Angling Trust tells MPs that dredging the Thames would make flooding worse

3 Mar

As I’ve been saying on here and in as many places as possible, dredging isn’t a ‘silver bullet’ to solve the winter flooding crisis. It can actually make downstream flooding worse, is usually bad news for fish, and it now turns out that it would also have delivered a staggering extra 550 million gallons of floodwater a day into the flood hit communities of the Lower Thames.”

That was the stark message taken to Parliament last week by Angling Trust Campaigns Chief Martin Salter when he gave evidence to the Environment Food and Rural Affairs Select Committee, which held a special hearing on the flooding which has swamped parts of Britain this winter.

The RSPB’s Rob Cunningham and the Angling Trust’s Martin Salter answered questions from the committee on behalf of the Blueprint for Water coalition. They emphasised how land management practices, such as farming, should be modified to reduce the run off of soil and water and how floodwater needs to be better stored higher up the catchment to reduce the risk of flooding further downstream.

The Chartered Institution of Water and Environmental Management’s (CIWEM) Martin Whiting also gave evidence, providing a technical assessment of where and how dredging may be one component of a package of measures, while emphasising the need to improve management of water on a whole catchment basis.

On 14 February, CIWEM published a report, endorsed by the Blueprint for Water coalition. The report – Floods and Dredging, a Reality Check – suggested solely relying on dredging can even make some communities more vulnerable to the risk of flooding.

The report calls for leadership from the government in promoting sustainable measures across whole catchments to minimise flood risks, rather than politically-motivated, knee-jerk reactions.
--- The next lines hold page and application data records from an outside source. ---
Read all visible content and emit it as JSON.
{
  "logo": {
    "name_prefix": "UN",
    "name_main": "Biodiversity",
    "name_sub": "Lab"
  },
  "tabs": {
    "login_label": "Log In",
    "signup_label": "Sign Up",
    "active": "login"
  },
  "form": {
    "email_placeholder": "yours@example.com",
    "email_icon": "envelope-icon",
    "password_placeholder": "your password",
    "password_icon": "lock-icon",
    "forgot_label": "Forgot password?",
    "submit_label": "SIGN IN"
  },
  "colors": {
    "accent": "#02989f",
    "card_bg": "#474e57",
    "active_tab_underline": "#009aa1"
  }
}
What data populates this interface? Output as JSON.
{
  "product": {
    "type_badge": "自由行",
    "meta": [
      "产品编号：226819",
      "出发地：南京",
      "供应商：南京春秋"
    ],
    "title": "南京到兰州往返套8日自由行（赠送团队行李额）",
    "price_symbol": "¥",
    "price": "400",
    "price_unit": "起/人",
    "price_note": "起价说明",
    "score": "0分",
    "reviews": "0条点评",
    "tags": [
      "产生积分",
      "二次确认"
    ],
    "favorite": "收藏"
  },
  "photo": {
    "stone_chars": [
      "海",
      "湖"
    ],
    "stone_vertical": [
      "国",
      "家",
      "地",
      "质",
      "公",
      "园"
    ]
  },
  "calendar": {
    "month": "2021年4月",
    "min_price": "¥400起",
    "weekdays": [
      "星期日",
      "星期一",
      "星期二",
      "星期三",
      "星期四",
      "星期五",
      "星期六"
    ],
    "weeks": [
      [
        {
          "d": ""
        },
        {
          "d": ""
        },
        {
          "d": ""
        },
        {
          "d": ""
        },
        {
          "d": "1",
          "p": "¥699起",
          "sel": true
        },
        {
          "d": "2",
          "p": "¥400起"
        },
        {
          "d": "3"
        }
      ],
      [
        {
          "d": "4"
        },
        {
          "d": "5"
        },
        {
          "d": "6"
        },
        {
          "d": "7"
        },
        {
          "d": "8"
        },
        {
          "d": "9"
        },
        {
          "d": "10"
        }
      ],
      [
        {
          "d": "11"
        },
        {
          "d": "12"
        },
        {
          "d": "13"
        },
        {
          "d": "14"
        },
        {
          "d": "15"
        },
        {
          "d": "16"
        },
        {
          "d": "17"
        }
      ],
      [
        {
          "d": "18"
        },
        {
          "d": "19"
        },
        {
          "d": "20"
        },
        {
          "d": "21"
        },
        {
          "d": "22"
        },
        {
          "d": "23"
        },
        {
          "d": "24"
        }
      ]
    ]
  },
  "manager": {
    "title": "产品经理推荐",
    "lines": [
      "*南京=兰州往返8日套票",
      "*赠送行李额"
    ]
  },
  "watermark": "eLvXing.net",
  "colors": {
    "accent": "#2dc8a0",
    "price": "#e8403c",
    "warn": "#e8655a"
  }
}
It also warns against using the artificially reclaimed landscape on the Somerset Levels, which requires regular dredging, as a template for the management of the natural rivers of Britain.

Martin Salter told the committee that wholesale dredging for flood risk management, rather than for navigation, stopped on the Thames in the early 1980s because the key engineers concluded it was a complete waste of time and money. They discovered that the river bed has barely changed over centuries, exemplified by the fact that they were pulling out Bronze Age remains in the dredging buckets when they dug into hard bed. Like many rivers the Thames is by and large self-scouring and an extreme flood event will move more silt than the dredgers ever can.

Furthermore, estimates from the Environment Agency’s Flood Risk Management team revealed that had the upper and middle Thames and its tributaries been subject to the wholesale dredging some have called for, there would have been at least a 10% increase in floodwater hitting the Lower Thames communities around Old Windsor, Wraysbury and Staines where I grew up. This equates to an extra 550 million gallons of floodwater a day at the peak of the flood delivering a minimum of 6 inches to a foot more flooding to already hard hit communities.

Politicians need to stop looking for quick fix solutions and recognise that extreme weather will create more flooding and that this will require a stronger, not weaker Environment Agency, more restrictions on building on the floodplain and real incentives to improve upland farming practices to slow down the flow of water throughout the catchment.

The Angling Trust is out there, making the case for protection of fish and fishing professionally and at the highest levels.

If you aren’t a member yet, then surely it’s time you joined so that we can do more of this work. Our membership is growing steadily, but we need your help to keep this up.
or phone 01568 620447.